By Scott Douglas Jacobsen

Canadian society, since its inception, has placed faith-based organizations or religious institutions on a privileged or special pedestal, where the emphasis existed on the dominant Christian religion and the domineering denomination of Roman Catholicism followed by Protestantism. If you’re looking to question this dominant position and fundamental tenets in a critical manner, then you should be ready for predictable backlash and other consequences. These questions, of course, have been asked of the Christian faith in Canada over and over. Slowly and in increments — generation by generation — the hold of Christianity on the culture has attenuated.

Pew Research, on July 27, 2013, wrote, “Canada’s Changing Religious Landscape,” explaining an ongoing trend of the decline of religion in Canada. People question quietly; leave churches; and become more open in freethought and naturalistic perspectives on the world. The Globe and Mail describes this, rather dramatically, as a “battle for Christianity in Canada,” as if reading Professor Kenneth Miller’s argument for the “battle for America’s soul.”

Nonetheless, the numbers tell the tale of a decline in the amount of believers in Canadian society as a proportion of Canadian citizenry. In fact, one of the stabilization forces for the numbers of faithful citizens in Canada, in spite of the declines, comes from the immigration of more religious people.

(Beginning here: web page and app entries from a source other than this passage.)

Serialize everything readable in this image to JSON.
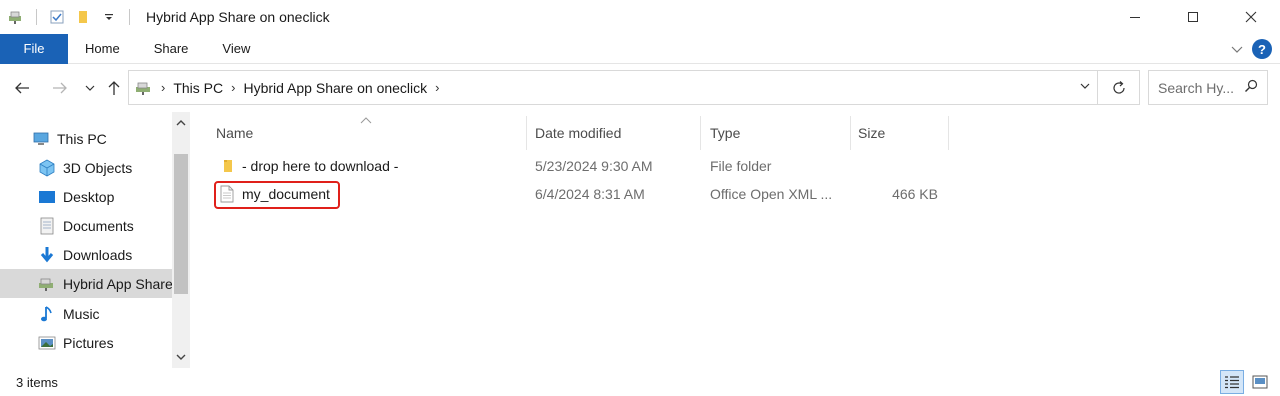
{
  "window": {
    "title": "Hybrid App Share on oneclick"
  },
  "ribbon": {
    "tabs": [
      "File",
      "Home",
      "Share",
      "View"
    ]
  },
  "address": {
    "crumbs": [
      "This PC",
      "Hybrid App Share on oneclick"
    ]
  },
  "search": {
    "placeholder": "Search Hy..."
  },
  "navpane": {
    "items": [
      {
        "label": "This PC",
        "icon": "computer-icon"
      },
      {
        "label": "3D Objects",
        "icon": "3d-objects-icon"
      },
      {
        "label": "Desktop",
        "icon": "desktop-icon"
      },
      {
        "label": "Documents",
        "icon": "documents-icon"
      },
      {
        "label": "Downloads",
        "icon": "downloads-icon"
      },
      {
        "label": "Hybrid App Share",
        "icon": "network-share-icon",
        "selected": true
      },
      {
        "label": "Music",
        "icon": "music-icon"
      },
      {
        "label": "Pictures",
        "icon": "pictures-icon"
      }
    ]
  },
  "filelist": {
    "columns": [
      "Name",
      "Date modified",
      "Type",
      "Size"
    ],
    "rows": [
      {
        "name": "- drop here to download -",
        "date": "5/23/2024 9:30 AM",
        "type": "File folder",
        "size": "",
        "icon": "folder-icon"
      },
      {
        "name": "my_document",
        "date": "6/4/2024 8:31 AM",
        "type": "Office Open XML ...",
        "size": "466 KB",
        "icon": "document-icon",
        "highlighted": true
      }
    ]
  },
  "status": {
    "item_count": "3 items"
  },
  "colors": {
    "accent": "#1a62b6",
    "highlight_border": "#e0201a",
    "folder": "#f4c74b"
  }
}
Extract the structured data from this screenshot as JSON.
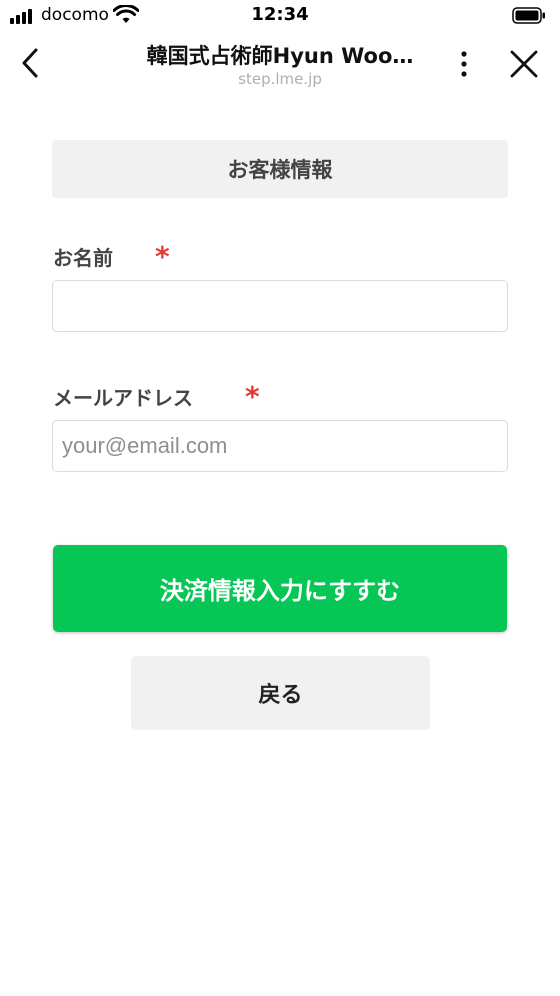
{
  "status_bar": {
    "carrier": "docomo",
    "time": "12:34"
  },
  "nav": {
    "title": "韓国式占術師Hyun Woo…",
    "subtitle": "step.lme.jp"
  },
  "form": {
    "section_title": "お客様情報",
    "name_label": "お名前",
    "name_required_mark": "*",
    "name_value": "",
    "email_label": "メールアドレス",
    "email_required_mark": "*",
    "email_placeholder": "your@email.com",
    "submit_label": "決済情報入力にすすむ",
    "back_label": "戻る"
  },
  "colors": {
    "primary": "#06c755",
    "required": "#e53935",
    "section_bg": "#f1f1f1"
  }
}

In fact, in Christianity Today, Gary Nelson, President and CEO of Tyndale University College and Seminary in Toronto, said that churches need to reintroduce themselves “as a place, as a possibility, and as a neighborhood impact, as opposed to a place people ‘attend’ or ‘go.’ ”

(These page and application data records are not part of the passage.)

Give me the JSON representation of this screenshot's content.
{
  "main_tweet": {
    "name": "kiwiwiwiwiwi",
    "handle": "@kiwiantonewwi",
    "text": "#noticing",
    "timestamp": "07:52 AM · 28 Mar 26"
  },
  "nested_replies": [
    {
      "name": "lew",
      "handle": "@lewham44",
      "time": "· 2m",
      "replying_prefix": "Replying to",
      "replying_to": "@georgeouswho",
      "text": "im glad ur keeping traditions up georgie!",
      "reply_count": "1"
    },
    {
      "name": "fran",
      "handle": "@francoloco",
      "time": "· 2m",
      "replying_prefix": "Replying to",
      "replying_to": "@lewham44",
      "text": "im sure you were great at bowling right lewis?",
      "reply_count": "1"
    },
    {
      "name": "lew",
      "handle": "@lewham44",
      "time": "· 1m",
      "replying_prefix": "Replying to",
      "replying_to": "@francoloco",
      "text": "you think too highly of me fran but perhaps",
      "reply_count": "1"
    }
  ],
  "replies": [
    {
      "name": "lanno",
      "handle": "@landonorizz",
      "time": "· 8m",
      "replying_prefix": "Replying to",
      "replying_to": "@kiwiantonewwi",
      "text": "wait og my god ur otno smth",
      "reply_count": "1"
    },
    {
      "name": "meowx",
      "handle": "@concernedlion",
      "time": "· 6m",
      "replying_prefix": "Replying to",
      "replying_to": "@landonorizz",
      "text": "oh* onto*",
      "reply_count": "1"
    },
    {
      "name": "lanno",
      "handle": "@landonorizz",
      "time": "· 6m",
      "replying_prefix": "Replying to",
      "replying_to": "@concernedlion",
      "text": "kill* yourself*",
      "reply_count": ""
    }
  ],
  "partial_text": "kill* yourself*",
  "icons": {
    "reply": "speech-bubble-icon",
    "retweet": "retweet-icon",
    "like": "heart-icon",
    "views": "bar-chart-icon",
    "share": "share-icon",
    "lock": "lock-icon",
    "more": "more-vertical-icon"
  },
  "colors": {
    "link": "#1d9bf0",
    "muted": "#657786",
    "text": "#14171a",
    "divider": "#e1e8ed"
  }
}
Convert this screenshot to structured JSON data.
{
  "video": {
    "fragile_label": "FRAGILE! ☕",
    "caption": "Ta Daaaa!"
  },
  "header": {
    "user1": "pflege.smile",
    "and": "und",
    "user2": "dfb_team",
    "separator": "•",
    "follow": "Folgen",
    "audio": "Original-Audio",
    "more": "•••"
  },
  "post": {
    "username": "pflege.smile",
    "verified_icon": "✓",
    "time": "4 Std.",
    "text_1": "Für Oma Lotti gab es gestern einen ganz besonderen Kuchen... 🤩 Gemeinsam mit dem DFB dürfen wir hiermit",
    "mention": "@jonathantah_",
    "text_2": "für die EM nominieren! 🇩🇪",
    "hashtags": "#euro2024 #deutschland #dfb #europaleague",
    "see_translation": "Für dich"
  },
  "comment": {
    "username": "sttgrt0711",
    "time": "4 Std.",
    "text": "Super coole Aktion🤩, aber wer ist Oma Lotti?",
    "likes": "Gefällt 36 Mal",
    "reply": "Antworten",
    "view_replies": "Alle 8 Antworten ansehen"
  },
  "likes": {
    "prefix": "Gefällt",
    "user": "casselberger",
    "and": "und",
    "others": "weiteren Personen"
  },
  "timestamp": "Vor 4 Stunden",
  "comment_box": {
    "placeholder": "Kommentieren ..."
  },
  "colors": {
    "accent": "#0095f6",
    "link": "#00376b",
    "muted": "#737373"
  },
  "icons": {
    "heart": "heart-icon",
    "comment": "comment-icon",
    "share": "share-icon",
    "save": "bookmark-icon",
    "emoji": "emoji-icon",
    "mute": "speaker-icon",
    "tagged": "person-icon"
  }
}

This attempt to rebrand stems from a worrisome decline in church numbers, leading to burdensome costs for maintenance. Over time, fewer Canadian dollars in the collection plates, and rising prices on fixing old buildings, forces churches to close down. The issue is finances and economics, spurred by what seems to be a lowering of religious devotion.

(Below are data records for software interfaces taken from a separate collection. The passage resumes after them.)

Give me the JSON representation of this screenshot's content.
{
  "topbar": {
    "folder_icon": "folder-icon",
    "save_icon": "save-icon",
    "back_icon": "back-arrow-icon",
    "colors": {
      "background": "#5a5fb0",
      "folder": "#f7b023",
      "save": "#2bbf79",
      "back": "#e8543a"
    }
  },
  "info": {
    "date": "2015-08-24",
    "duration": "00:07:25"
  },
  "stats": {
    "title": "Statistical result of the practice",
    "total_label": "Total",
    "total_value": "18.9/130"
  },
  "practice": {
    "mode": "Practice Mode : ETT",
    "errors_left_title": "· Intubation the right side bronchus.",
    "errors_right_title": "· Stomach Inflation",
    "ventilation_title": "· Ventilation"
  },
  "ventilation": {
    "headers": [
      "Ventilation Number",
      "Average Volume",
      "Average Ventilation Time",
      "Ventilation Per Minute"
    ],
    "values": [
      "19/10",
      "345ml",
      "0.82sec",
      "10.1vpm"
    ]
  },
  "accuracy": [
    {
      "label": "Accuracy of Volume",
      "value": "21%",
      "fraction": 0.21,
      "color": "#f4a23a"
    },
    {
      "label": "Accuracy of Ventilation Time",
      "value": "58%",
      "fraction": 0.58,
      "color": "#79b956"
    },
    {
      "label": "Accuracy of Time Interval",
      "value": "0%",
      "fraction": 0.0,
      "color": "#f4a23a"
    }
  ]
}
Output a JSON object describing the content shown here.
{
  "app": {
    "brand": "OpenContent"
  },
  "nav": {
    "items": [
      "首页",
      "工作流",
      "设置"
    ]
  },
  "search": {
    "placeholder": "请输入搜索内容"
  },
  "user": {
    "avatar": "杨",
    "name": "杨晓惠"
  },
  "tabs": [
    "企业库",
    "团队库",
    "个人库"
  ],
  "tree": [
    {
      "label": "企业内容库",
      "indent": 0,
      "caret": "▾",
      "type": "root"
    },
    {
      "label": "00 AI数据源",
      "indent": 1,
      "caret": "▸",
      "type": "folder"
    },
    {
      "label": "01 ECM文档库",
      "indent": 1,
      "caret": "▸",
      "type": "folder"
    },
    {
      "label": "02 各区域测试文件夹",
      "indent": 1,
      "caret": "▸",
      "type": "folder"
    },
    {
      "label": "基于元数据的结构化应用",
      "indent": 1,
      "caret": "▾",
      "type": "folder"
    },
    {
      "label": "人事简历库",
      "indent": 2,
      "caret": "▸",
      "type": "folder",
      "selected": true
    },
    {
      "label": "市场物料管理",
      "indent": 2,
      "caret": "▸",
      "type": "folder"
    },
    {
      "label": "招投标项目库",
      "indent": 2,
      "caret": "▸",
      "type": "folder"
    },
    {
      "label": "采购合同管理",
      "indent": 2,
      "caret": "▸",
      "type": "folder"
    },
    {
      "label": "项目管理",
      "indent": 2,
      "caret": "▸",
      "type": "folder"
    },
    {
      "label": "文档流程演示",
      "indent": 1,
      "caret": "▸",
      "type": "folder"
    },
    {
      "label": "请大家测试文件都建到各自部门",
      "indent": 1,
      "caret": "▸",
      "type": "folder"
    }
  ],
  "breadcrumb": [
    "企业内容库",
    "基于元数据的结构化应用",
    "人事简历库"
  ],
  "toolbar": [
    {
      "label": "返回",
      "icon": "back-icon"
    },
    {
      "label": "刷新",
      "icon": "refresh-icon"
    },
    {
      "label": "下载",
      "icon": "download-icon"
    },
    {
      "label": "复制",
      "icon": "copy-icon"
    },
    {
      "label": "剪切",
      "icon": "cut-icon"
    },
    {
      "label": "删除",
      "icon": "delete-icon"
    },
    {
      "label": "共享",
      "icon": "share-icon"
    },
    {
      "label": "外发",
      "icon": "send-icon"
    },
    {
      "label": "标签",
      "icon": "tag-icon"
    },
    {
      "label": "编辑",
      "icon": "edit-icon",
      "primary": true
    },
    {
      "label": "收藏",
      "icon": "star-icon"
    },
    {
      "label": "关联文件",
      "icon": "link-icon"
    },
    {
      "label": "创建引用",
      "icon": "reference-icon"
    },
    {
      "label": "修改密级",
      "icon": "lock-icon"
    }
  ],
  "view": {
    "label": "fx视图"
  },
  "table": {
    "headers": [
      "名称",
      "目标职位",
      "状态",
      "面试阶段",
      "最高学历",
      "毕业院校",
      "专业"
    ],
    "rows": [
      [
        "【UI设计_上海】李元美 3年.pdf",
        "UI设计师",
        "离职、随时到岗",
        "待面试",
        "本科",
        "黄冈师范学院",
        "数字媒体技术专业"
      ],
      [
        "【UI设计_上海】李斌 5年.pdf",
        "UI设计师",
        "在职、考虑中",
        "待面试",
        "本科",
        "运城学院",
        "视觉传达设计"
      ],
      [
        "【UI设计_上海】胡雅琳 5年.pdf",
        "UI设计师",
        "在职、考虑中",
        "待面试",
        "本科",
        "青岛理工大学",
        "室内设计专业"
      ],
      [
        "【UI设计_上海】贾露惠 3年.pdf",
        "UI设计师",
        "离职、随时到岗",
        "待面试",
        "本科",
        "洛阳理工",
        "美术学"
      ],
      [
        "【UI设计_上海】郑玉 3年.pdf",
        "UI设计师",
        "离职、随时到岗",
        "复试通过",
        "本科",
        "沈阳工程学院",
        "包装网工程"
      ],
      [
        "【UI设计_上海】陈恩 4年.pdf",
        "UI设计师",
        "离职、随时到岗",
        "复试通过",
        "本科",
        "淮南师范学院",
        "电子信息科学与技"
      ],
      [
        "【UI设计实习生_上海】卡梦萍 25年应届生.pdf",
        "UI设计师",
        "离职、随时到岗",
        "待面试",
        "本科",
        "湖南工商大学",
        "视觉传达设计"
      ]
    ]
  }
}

In the next decade, the projection is that 9,000 churches will close because of the two-factor problem of fewer believers and rising costs. “As of 2009, there were 27,601 buildings for worship, training or promotion owned by religious organizations in Canada, a statistic found buried inside a Natural Resources Canada energy audit.” This places the 9,000 as an important comparative number.

From a centuries-long perspective of the narrative of Canadian history, we live in the midst of a phase change in Canadian religious life and demographics with consequences for all facets of Canadian culture and political life because religion, Christian religion, “since its inception,” has pervaded every facet of the country.

Times they change.

This article appears in the March 2020 version of Critical Links.